[Data extracted from a collection]
---------------

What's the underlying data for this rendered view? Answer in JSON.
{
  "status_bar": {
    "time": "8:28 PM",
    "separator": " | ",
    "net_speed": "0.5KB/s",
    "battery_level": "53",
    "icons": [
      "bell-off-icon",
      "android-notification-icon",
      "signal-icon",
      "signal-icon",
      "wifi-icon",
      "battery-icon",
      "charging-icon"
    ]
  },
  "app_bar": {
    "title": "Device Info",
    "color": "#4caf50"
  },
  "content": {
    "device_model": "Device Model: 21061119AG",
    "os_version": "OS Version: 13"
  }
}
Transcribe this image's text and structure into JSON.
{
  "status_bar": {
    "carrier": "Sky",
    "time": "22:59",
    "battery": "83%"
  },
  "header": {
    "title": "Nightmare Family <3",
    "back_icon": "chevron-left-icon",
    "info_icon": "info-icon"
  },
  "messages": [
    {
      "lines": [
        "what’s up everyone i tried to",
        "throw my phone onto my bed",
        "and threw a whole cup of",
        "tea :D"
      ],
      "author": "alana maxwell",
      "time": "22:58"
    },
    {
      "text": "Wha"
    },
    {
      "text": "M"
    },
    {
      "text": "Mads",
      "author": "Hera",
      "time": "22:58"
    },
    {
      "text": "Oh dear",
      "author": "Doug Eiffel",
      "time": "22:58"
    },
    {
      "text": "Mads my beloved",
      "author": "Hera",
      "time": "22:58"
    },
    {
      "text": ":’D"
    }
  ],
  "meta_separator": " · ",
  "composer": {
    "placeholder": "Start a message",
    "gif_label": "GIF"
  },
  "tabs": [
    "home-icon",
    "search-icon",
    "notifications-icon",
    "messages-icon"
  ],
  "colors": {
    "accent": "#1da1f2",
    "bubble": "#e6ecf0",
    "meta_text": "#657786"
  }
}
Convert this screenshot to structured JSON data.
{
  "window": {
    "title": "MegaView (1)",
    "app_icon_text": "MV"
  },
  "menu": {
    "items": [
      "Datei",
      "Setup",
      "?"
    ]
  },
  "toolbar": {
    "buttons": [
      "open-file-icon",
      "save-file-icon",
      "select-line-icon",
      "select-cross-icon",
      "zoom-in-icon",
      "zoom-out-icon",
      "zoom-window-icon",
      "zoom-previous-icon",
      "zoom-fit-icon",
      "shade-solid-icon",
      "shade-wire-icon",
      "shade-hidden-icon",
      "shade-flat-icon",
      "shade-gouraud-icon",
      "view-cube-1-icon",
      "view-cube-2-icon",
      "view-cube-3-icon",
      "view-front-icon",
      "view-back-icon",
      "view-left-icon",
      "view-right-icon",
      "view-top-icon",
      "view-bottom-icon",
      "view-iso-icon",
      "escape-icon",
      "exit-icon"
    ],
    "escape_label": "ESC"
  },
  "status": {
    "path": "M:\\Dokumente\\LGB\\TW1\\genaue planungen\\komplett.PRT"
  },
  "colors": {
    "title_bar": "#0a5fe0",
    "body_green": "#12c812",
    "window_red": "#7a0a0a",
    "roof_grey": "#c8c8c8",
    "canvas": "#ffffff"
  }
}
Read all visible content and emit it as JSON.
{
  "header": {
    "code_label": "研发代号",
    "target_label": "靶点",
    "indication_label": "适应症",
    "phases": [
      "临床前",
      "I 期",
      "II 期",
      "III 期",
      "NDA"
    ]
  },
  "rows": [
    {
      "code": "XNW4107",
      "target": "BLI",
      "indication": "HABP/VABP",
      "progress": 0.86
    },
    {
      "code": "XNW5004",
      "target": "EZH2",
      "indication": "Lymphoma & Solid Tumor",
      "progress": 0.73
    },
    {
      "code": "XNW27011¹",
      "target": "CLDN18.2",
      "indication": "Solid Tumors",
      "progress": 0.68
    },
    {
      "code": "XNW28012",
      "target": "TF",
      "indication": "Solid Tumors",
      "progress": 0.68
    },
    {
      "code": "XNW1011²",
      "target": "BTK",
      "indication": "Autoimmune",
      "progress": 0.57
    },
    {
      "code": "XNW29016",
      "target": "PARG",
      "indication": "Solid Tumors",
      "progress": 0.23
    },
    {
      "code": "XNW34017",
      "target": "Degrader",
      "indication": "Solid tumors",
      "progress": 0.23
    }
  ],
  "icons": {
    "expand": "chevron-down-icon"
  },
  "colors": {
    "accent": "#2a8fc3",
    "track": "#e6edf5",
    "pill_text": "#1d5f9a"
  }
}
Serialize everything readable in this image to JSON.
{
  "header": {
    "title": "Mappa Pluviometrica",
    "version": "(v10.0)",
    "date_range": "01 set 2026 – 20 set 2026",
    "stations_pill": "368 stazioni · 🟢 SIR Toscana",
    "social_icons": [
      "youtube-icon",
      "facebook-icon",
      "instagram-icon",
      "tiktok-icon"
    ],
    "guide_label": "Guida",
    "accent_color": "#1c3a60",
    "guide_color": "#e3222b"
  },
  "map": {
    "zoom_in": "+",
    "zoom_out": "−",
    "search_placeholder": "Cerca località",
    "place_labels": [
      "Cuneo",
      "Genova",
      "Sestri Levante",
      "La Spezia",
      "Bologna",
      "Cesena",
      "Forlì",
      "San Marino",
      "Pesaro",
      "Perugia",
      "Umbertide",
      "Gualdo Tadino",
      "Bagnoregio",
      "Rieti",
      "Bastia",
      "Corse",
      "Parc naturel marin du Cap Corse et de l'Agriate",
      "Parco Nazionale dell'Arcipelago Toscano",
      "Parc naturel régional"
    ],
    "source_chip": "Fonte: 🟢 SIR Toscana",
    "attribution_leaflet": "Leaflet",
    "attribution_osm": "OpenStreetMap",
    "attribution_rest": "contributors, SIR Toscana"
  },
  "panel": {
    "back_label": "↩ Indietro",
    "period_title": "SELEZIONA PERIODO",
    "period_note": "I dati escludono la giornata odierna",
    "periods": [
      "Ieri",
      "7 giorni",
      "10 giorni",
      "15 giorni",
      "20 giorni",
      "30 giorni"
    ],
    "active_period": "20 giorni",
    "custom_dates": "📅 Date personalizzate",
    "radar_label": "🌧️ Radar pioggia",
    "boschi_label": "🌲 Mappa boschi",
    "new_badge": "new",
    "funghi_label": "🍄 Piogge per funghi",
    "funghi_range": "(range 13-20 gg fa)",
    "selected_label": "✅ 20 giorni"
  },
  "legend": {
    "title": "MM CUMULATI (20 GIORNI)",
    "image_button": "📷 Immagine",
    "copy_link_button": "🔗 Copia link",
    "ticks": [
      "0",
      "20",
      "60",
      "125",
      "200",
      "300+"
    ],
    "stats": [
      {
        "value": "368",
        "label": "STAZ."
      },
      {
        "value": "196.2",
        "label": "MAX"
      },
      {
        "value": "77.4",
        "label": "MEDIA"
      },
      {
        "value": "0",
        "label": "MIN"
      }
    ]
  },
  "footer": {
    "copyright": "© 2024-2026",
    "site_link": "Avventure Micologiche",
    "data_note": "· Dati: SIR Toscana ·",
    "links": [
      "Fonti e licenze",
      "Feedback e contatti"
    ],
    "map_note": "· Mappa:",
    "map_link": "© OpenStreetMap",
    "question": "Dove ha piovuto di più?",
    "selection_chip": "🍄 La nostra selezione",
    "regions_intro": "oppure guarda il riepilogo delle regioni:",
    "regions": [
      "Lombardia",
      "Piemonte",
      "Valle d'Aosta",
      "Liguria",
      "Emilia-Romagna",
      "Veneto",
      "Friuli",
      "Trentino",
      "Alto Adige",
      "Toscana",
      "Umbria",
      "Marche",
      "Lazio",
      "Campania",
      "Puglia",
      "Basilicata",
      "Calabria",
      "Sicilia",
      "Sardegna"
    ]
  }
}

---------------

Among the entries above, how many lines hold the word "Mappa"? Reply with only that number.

Finished exercise: 3